To view the selected reporting categories for your accounts, simply go to the Account List and click the Export icon.
If, after reviewing your accounts export, you see some you want to change, just go to the Accounts List, hover over the account and click Edit. Then select the category that best fits your account activity from the Schedule C reporting categories menu. If the account is not tax-related, then you can select “None.”
Changes to Your Accounts
Prior to the release of this report, there was a single expense account in our pre-defined set of accounts for recording Travel, Meals and Entertainment expenses. Because the IRS lets you only deduct 50% of qualifying meals, we have split up the account to match the IRS Form Schedule C.
- If you had not previously made any changes to that account, you will see that it is now a parent account of 2 new accounts: 1) Travel and 2) Meals and Entertainment. To ensure accuracy of the Schedule C report, please use the Meals and Entertainment account to track expenses for meals that qualify for the 50% deduction.

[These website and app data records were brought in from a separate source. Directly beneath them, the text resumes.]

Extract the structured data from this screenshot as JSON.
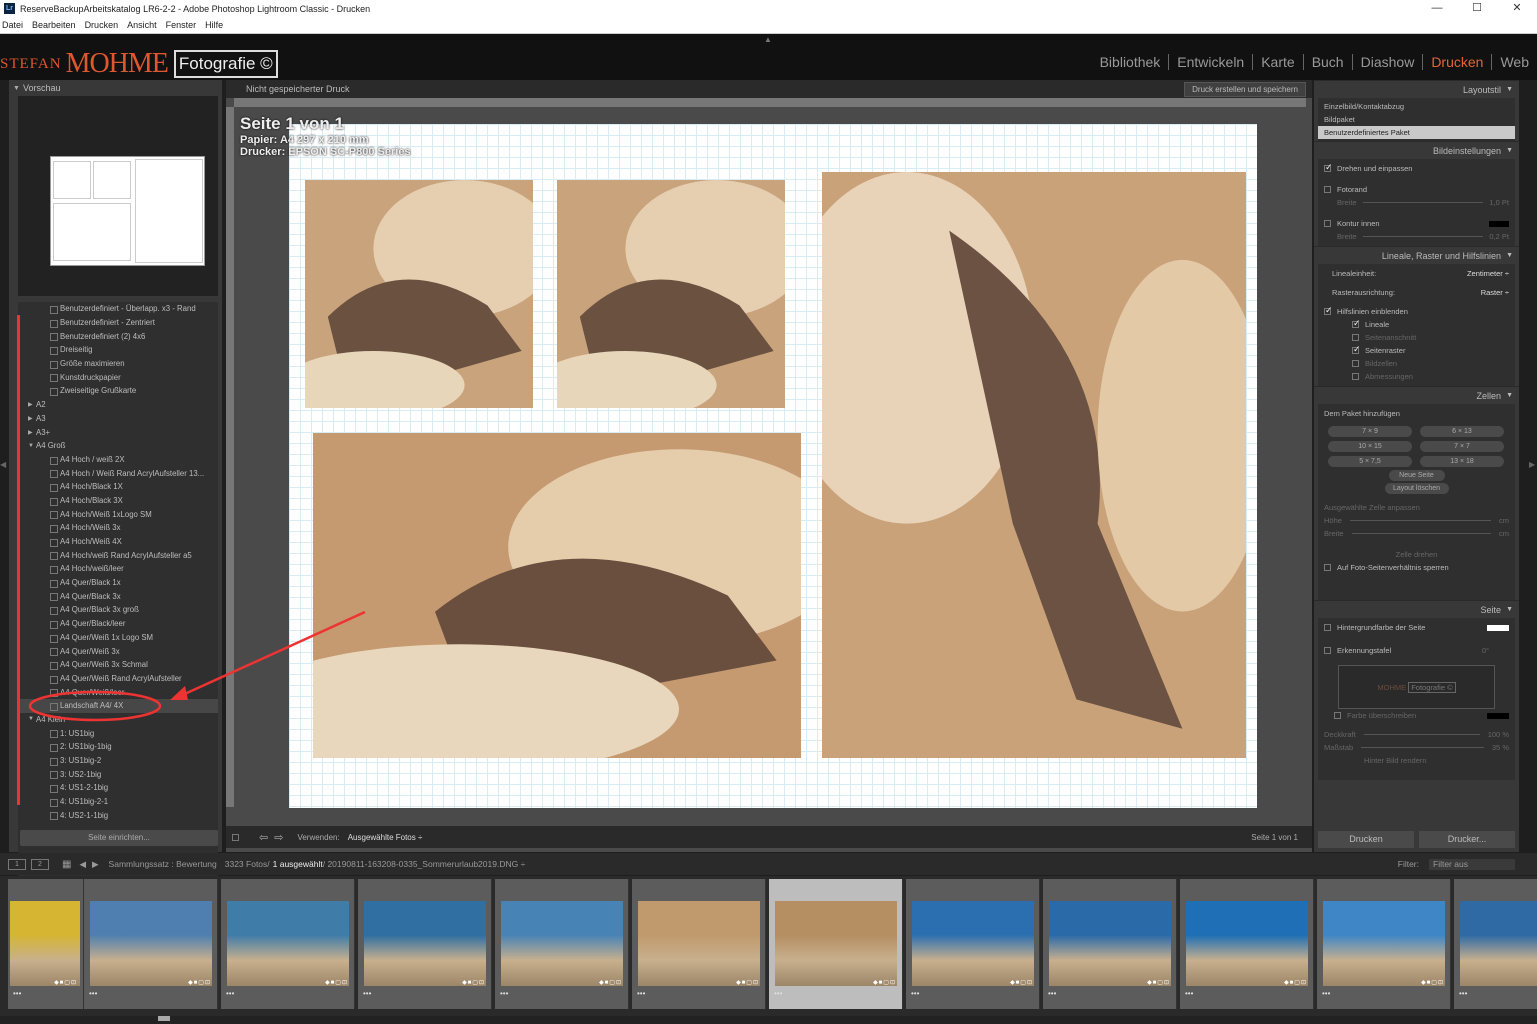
{
  "window": {
    "title": "ReserveBackupArbeitskatalog LR6-2-2 - Adobe Photoshop Lightroom Classic - Drucken",
    "controls": [
      "—",
      "☐",
      "✕"
    ]
  },
  "menu": [
    "Datei",
    "Bearbeiten",
    "Drucken",
    "Ansicht",
    "Fenster",
    "Hilfe"
  ],
  "identity": {
    "name1": "STEFAN",
    "name2": "MOHME",
    "foto": "Fotografie ©"
  },
  "modules": [
    {
      "label": "Bibliothek"
    },
    {
      "label": "Entwickeln"
    },
    {
      "label": "Karte"
    },
    {
      "label": "Buch"
    },
    {
      "label": "Diashow"
    },
    {
      "label": "Drucken",
      "active": true
    },
    {
      "label": "Web"
    }
  ],
  "left": {
    "preview_title": "Vorschau",
    "template_rows": [
      {
        "t": "Benutzerdefiniert - Überlapp. x3 - Rand",
        "k": "item"
      },
      {
        "t": "Benutzerdefiniert - Zentriert",
        "k": "item"
      },
      {
        "t": "Benutzerdefiniert (2) 4x6",
        "k": "item"
      },
      {
        "t": "Dreiseitig",
        "k": "item"
      },
      {
        "t": "Größe maximieren",
        "k": "item"
      },
      {
        "t": "Kunstdruckpapier",
        "k": "item"
      },
      {
        "t": "Zweiseitige Grußkarte",
        "k": "item"
      },
      {
        "t": "A2",
        "k": "folder",
        "open": false
      },
      {
        "t": "A3",
        "k": "folder",
        "open": false
      },
      {
        "t": "A3+",
        "k": "folder",
        "open": false
      },
      {
        "t": "A4 Groß",
        "k": "folder",
        "open": true
      },
      {
        "t": "A4 Hoch / weiß 2X",
        "k": "item"
      },
      {
        "t": "A4 Hoch / Weiß Rand AcrylAufsteller 13...",
        "k": "item"
      },
      {
        "t": "A4 Hoch/Black 1X",
        "k": "item"
      },
      {
        "t": "A4 Hoch/Black 3X",
        "k": "item"
      },
      {
        "t": "A4 Hoch/Weiß 1xLogo SM",
        "k": "item"
      },
      {
        "t": "A4 Hoch/Weiß 3x",
        "k": "item"
      },
      {
        "t": "A4 Hoch/Weiß 4X",
        "k": "item"
      },
      {
        "t": "A4 Hoch/weiß Rand AcrylAufsteller a5",
        "k": "item"
      },
      {
        "t": "A4 Hoch/weiß/leer",
        "k": "item"
      },
      {
        "t": "A4 Quer/Black 1x",
        "k": "item"
      },
      {
        "t": "A4 Quer/Black 3x",
        "k": "item"
      },
      {
        "t": "A4 Quer/Black 3x groß",
        "k": "item"
      },
      {
        "t": "A4 Quer/Black/leer",
        "k": "item"
      },
      {
        "t": "A4 Quer/Weiß 1x Logo SM",
        "k": "item"
      },
      {
        "t": "A4 Quer/Weiß 3x",
        "k": "item"
      },
      {
        "t": "A4 Quer/Weiß 3x Schmal",
        "k": "item"
      },
      {
        "t": "A4 Quer/Weiß Rand AcrylAufsteller",
        "k": "item"
      },
      {
        "t": "A4 Quer/Weiß/leer",
        "k": "item"
      },
      {
        "t": "Landschaft A4/ 4X",
        "k": "item",
        "sel": true
      },
      {
        "t": "A4 Klein",
        "k": "folder",
        "open": true
      },
      {
        "t": "1: US1big",
        "k": "item"
      },
      {
        "t": "2: US1big-1big",
        "k": "item"
      },
      {
        "t": "3: US1big-2",
        "k": "item"
      },
      {
        "t": "3: US2-1big",
        "k": "item"
      },
      {
        "t": "4: US1-2-1big",
        "k": "item"
      },
      {
        "t": "4: US1big-2-1",
        "k": "item"
      },
      {
        "t": "4: US2-1-1big",
        "k": "item"
      }
    ],
    "page_setup": "Seite einrichten..."
  },
  "center": {
    "title": "Nicht gespeicherter Druck",
    "action": "Druck erstellen und speichern",
    "page_title": "Seite 1 von 1",
    "paper": "Papier:  A4 297 x 210 mm",
    "printer": "Drucker:  EPSON SC-P800 Series",
    "use_label": "Verwenden:",
    "use_value": "Ausgewählte Fotos ÷",
    "page_count": "Seite 1 von 1"
  },
  "right": {
    "layoutstil": "Layoutstil",
    "styles": [
      "Einzelbild/Kontaktabzug",
      "Bildpaket",
      "Benutzerdefiniertes Paket"
    ],
    "bildeinstellungen": "Bildeinstellungen",
    "drehen": "Drehen und einpassen",
    "fotorand": "Fotorand",
    "breite": "Breite",
    "breite_val": "1,0 Pt",
    "kontur": "Kontur innen",
    "breite_val2": "0,2 Pt",
    "lineale_title": "Lineale, Raster und Hilfslinien",
    "linealeinheit": "Linealeinheit:",
    "linealeinheit_val": "Zentimeter ÷",
    "rasterausrichtung": "Rasterausrichtung:",
    "raster_val": "Raster ÷",
    "hilfslinien": "Hilfslinien einblenden",
    "sub": [
      {
        "t": "Lineale",
        "on": true
      },
      {
        "t": "Seitenanschnitt",
        "on": false
      },
      {
        "t": "Seitenraster",
        "on": true
      },
      {
        "t": "Bildzellen",
        "on": false
      },
      {
        "t": "Abmessungen",
        "on": false
      }
    ],
    "zellen": "Zellen",
    "paket": "Dem Paket hinzufügen",
    "cells": [
      "7 × 9",
      "6 × 13",
      "10 × 15",
      "7 × 7",
      "5 × 7,5",
      "13 × 18"
    ],
    "neue_seite": "Neue Seite",
    "layout_loeschen": "Layout löschen",
    "zelle_anpassen": "Ausgewählte Zelle anpassen",
    "hoehe": "Höhe",
    "breite2": "Breite",
    "cm": "cm",
    "zelle_drehen": "Zelle drehen",
    "seitenverh": "Auf Foto-Seitenverhältnis sperren",
    "seite": "Seite",
    "hintergrund": "Hintergrundfarbe der Seite",
    "erkennungstafel": "Erkennungstafel",
    "angle": "0°",
    "farbe": "Farbe überschreiben",
    "deckkraft": "Deckkraft",
    "deckkraft_val": "100 %",
    "massstab": "Maßstab",
    "massstab_val": "35 %",
    "hinter": "Hinter Bild rendern",
    "drucken": "Drucken",
    "drucker": "Drucker..."
  },
  "filmbar": {
    "p1": "1",
    "p2": "2",
    "path": "Sammlungssatz : Bewertung",
    "count": "3323 Fotos/",
    "sel": "1 ausgewählt",
    "file": "/ 20190811-163208-0335_Sommerurlaub2019.DNG ÷",
    "filter_label": "Filter:",
    "filter_val": "Filter aus"
  },
  "film": [
    {
      "c": "#d6b533"
    },
    {
      "c": "#4f7fb0"
    },
    {
      "c": "#3f7ca8"
    },
    {
      "c": "#2f6fa1"
    },
    {
      "c": "#4883b5"
    },
    {
      "c": "#c09a6c"
    },
    {
      "c": "#b58e62",
      "sel": true
    },
    {
      "c": "#2c6fb0"
    },
    {
      "c": "#2a6aa8"
    },
    {
      "c": "#1e6fb5"
    },
    {
      "c": "#3e86c6"
    },
    {
      "c": "#2f6aa5"
    }
  ],
  "film_stars": "•••",
  "film_badge": "◆■▢⊡"
}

- If you had previously made changes to that account (either by changing the account name, or creating your own child accounts within it) we did not add the new accounts. To ensure accuracy of the Schedule C report, please make sure to map the account you are using to track expenses that qualify for the 50% deduction is mapped to the Schedule C reporting category Travel, meals, and entertainment: Deductible meals and entertainment.
If you have changed the names of other applicable accounts in our pre-defined set of accounts or added your own, we have assigned the “Other” category to the account per Type. For example, if you changed the expense default account “Advertising” to “Marketing & Advertising” then we selected “Other Expense” as the Schedule C category. Please review these assignments and change them as appropriate.

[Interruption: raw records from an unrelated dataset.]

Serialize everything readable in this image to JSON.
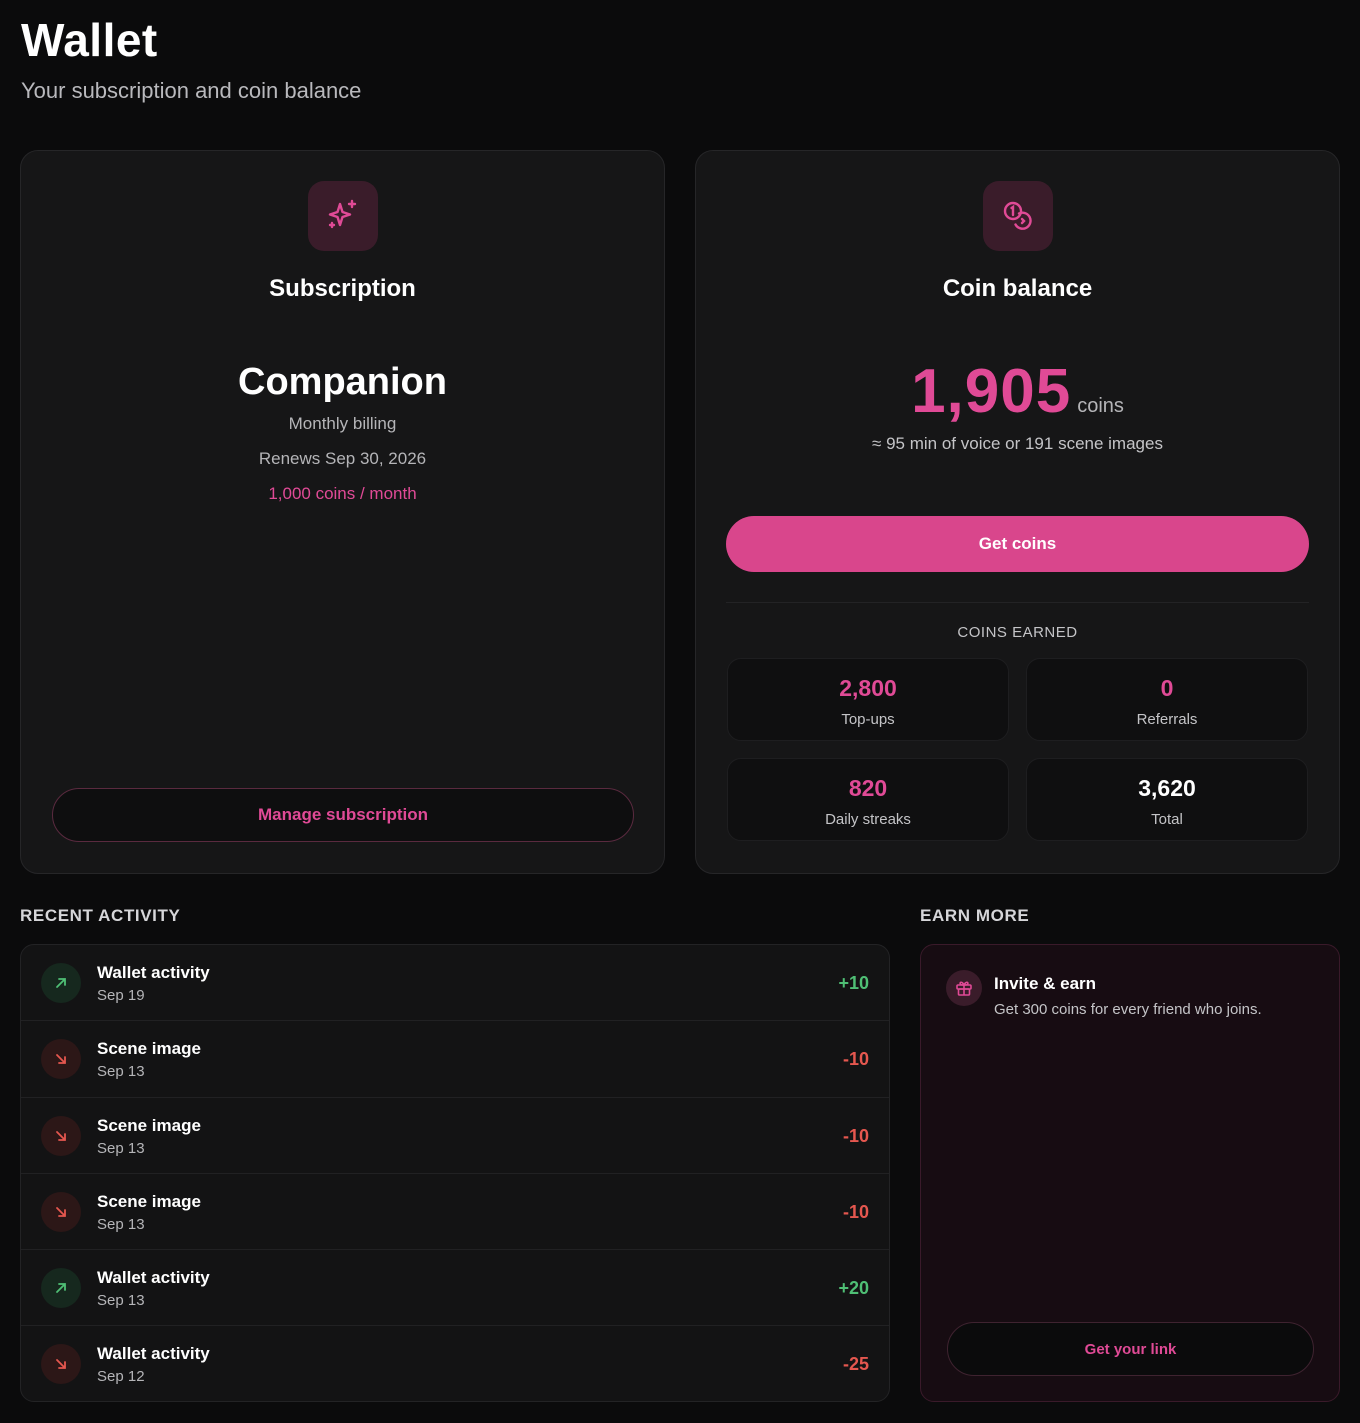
{
  "header": {
    "title": "Wallet",
    "subtitle": "Your subscription and coin balance"
  },
  "subscription": {
    "card_title": "Subscription",
    "icon": "sparkles-icon",
    "plan_name": "Companion",
    "billing": "Monthly billing",
    "renews": "Renews Sep 30, 2026",
    "coins_per_month": "1,000 coins / month",
    "manage_label": "Manage subscription"
  },
  "coin_balance": {
    "card_title": "Coin balance",
    "icon": "coins-icon",
    "amount": "1,905",
    "unit": "coins",
    "equivalent": "≈ 95 min of voice or 191 scene images",
    "get_coins_label": "Get coins",
    "earned_label": "COINS EARNED",
    "stats": [
      {
        "value": "2,800",
        "label": "Top-ups"
      },
      {
        "value": "0",
        "label": "Referrals"
      },
      {
        "value": "820",
        "label": "Daily streaks"
      },
      {
        "value": "3,620",
        "label": "Total"
      }
    ]
  },
  "recent_activity": {
    "label": "RECENT ACTIVITY",
    "items": [
      {
        "title": "Wallet activity",
        "date": "Sep 19",
        "amount": "+10",
        "direction": "up"
      },
      {
        "title": "Scene image",
        "date": "Sep 13",
        "amount": "-10",
        "direction": "down"
      },
      {
        "title": "Scene image",
        "date": "Sep 13",
        "amount": "-10",
        "direction": "down"
      },
      {
        "title": "Scene image",
        "date": "Sep 13",
        "amount": "-10",
        "direction": "down"
      },
      {
        "title": "Wallet activity",
        "date": "Sep 13",
        "amount": "+20",
        "direction": "up"
      },
      {
        "title": "Wallet activity",
        "date": "Sep 12",
        "amount": "-25",
        "direction": "down"
      }
    ]
  },
  "earn_more": {
    "label": "EARN MORE",
    "icon": "gift-icon",
    "title": "Invite & earn",
    "description": "Get 300 coins for every friend who joins.",
    "link_label": "Get your link"
  },
  "colors": {
    "accent": "#e04a96",
    "positive": "#4fbf75",
    "negative": "#e5574f",
    "background": "#0b0b0c"
  }
}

The Cost of Goods Sold Account
When designing the Schedule C report, we took a look at how we were currently handling cost of goods sold. For Schedule C reporting purposes, WorkingPoint reports cost of goods sold for inventory items through reporting the change of inventory, therefore you do not assign a category to the Cost of Goods Sold (COGS) protected account. This means we don’t take the amount recorded in the COGS account and simply add it to the report line. The value for costs associated with inventory is reported by the change in inventory. Because of this, anything you add to the COGS account outside of the intended purpose – tracking COGS from the sales of inventory – will not display in the report. It will still be included on your Income Statement (P&L) but it won’t be included on this report.
To help ensure accuracy of your report, we have limited the use of your COGS account and its availability in the account selector menus. You can still use the cost of goods sold account using the adjusting entry form. But we recommend that you use other cost of sales accounts to track the costs for non-inventory related stuff like labor or things you just don’t want to track because you don’t store it in inventory. If you use another cost of sales account, it will show as part of your total cost of goods sold on the Schedule C report and your Income Statement.
If you have used the Cost of Goods Sold account for transactions other than the system’s recording of the cost at time of sale or inventory adjustments, we recommend that you use the Move Entries feature to move the entries from the Cost of Goods Sold account to another Cost of Sales account so that your costs will be included in your Schedule C report.
For more information on the Schedule C report, please visit our online Help Center.